By David Ljunggren and Carla Tonelli
OTTAWA/TORONTO (Reuters) - A halted Canadian nuclear reactor that makes crucial radioisotopes for cancer tests around the world could restart production within days, much earlier than initially expected, the operator said on Tuesday.
The Chalk River reactor -- which produces more than two-thirds of global supply of the radioisotopes -- was shut down because of technical problems in November, quickly triggering shortages.
Atomic Energy of Canada Ltd, the government-owned nuclear technology company that operates the reactor, had said it would not be back to full output until early to mid-January. But AECL said "heroic efforts" by staff meant the facility could be restarted on December 20 if all went well.
"Within three to four days we start delivering (radioisotopes) and within seven days we're at full production," said AECL spokesman Dale Coffin.

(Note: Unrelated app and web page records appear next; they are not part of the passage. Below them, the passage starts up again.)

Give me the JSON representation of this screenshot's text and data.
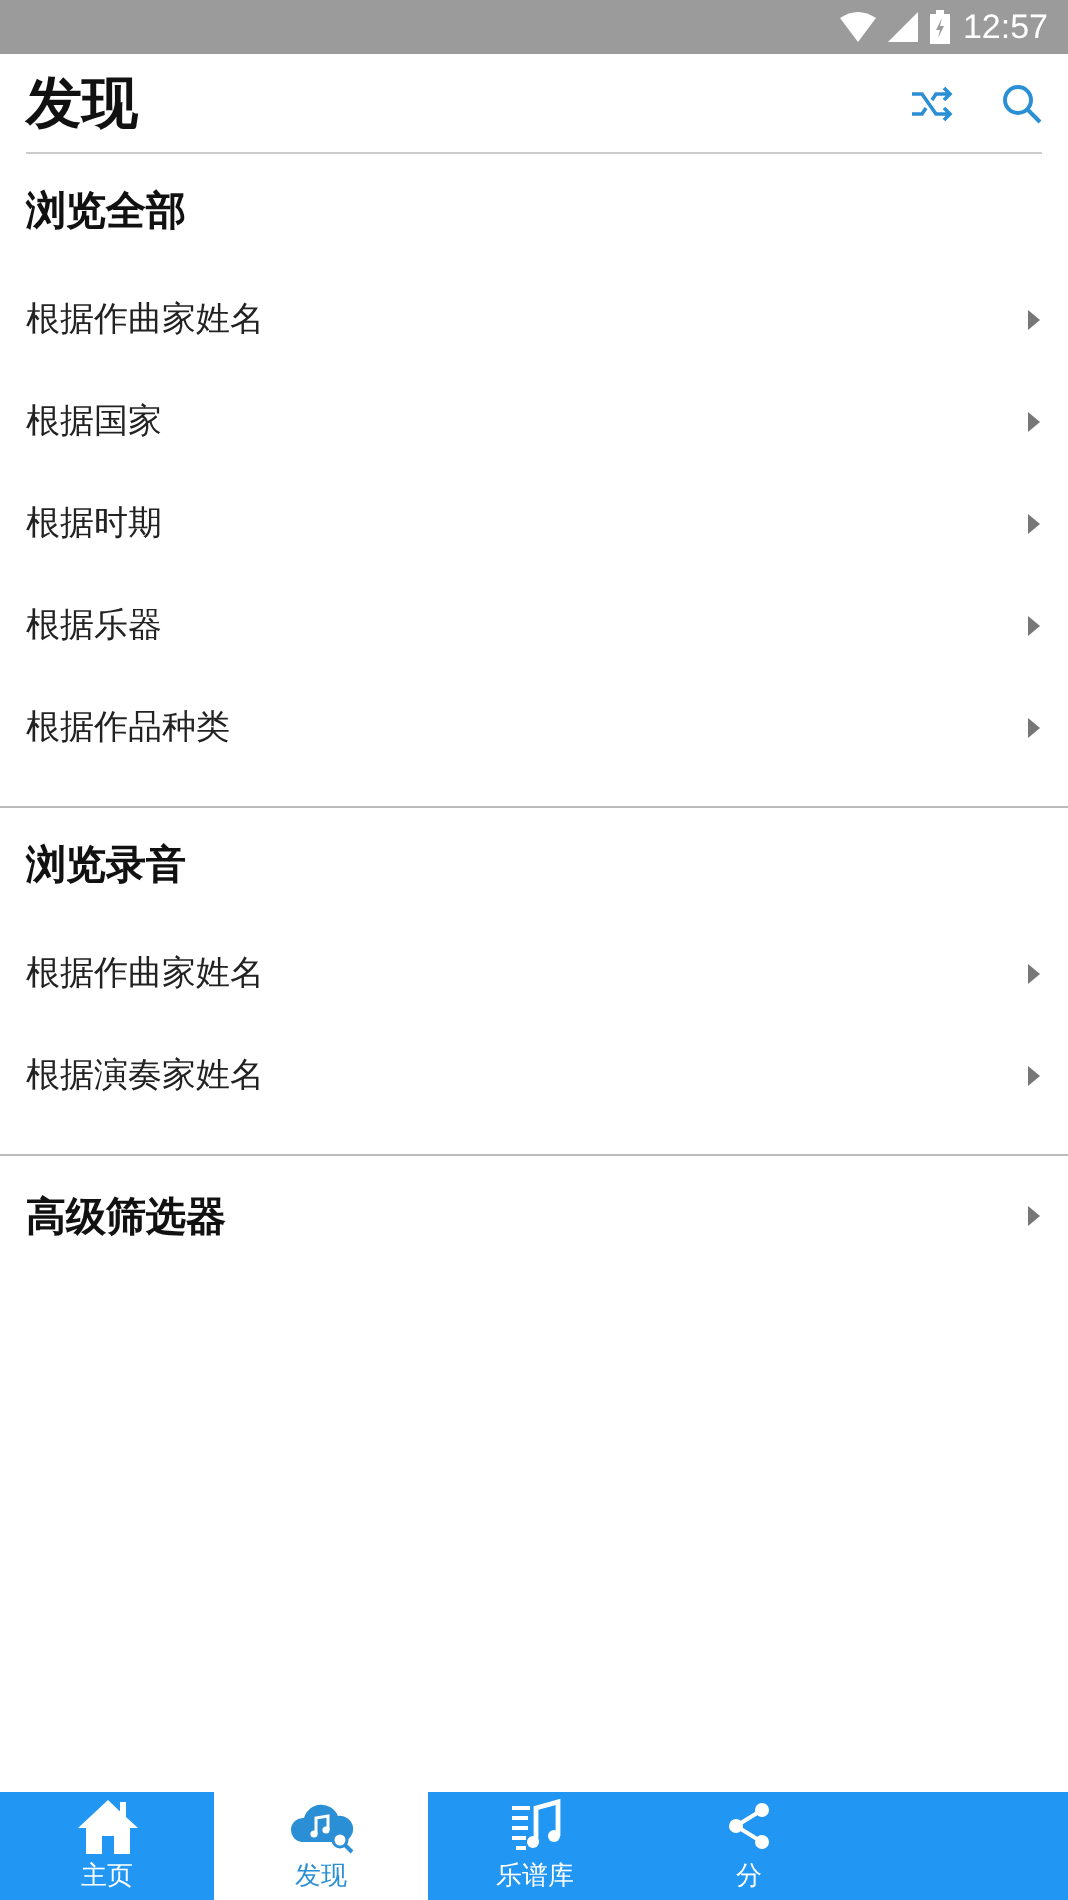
{
  "status_bar": {
    "time": "12:57"
  },
  "header": {
    "title": "发现"
  },
  "sections": [
    {
      "kind": "group",
      "title": "浏览全部",
      "items": [
        {
          "label": "根据作曲家姓名"
        },
        {
          "label": "根据国家"
        },
        {
          "label": "根据时期"
        },
        {
          "label": "根据乐器"
        },
        {
          "label": "根据作品种类"
        }
      ]
    },
    {
      "kind": "group",
      "title": "浏览录音",
      "items": [
        {
          "label": "根据作曲家姓名"
        },
        {
          "label": "根据演奏家姓名"
        }
      ]
    },
    {
      "kind": "link",
      "title": "高级筛选器"
    }
  ],
  "tab_bar": [
    {
      "label": "主页",
      "selected": false
    },
    {
      "label": "发现",
      "selected": true
    },
    {
      "label": "乐谱库",
      "selected": false
    },
    {
      "label": "分",
      "selected": false
    }
  ]
}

The reactor might restart as soon as Wednesday if the Conservative government succeeds in pushing through emergency legislation allowing AECL to use a back-up method.
When injected into the body, the isotopes give off radiation that can be seen by a camera to diagnose cancer, heart disease and other medical conditions.
The Ontario Association of Nuclear Medicine says about 50,000 Canadians and 160,000 Americans would have their tests postponed for each month the reactor remains shut down.
Opposition politicians accused the government of incompetence and some medical professionals said they were surprised at how the affair had been handled. Continued...